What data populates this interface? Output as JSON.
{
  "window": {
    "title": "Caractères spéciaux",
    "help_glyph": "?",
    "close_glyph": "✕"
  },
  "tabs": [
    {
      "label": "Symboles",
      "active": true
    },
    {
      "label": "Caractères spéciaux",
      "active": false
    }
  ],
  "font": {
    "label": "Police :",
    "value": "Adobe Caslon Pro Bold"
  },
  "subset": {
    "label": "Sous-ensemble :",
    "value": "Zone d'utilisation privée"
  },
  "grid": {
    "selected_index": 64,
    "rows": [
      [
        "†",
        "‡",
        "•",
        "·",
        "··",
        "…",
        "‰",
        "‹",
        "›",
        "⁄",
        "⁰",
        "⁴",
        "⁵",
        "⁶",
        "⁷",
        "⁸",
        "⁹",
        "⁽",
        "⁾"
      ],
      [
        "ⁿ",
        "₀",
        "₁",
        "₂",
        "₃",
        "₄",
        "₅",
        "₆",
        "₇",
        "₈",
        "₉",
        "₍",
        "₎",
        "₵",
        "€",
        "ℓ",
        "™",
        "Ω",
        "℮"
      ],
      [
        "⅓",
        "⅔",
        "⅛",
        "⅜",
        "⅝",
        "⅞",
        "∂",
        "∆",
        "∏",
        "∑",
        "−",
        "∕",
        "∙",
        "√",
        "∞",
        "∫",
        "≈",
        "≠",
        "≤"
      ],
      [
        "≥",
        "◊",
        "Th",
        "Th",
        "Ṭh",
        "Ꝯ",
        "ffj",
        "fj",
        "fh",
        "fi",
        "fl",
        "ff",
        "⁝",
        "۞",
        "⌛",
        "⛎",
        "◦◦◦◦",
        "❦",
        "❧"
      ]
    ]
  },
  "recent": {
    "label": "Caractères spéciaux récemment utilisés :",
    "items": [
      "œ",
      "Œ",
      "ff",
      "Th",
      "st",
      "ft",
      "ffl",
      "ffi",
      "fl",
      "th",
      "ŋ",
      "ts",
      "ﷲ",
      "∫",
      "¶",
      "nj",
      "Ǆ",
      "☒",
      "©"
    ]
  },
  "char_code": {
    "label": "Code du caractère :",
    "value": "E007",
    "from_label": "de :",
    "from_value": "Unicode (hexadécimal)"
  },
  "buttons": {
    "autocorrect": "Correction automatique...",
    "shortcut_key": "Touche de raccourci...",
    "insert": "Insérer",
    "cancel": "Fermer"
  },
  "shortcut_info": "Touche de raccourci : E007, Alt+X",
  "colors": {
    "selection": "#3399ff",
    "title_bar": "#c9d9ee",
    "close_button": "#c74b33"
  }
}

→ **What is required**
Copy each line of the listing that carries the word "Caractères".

→ **Response**
    "title": "Caractères spéciaux",
      "label": "Caractères spéciaux",
    "label": "Caractères spéciaux récemment utilisés :",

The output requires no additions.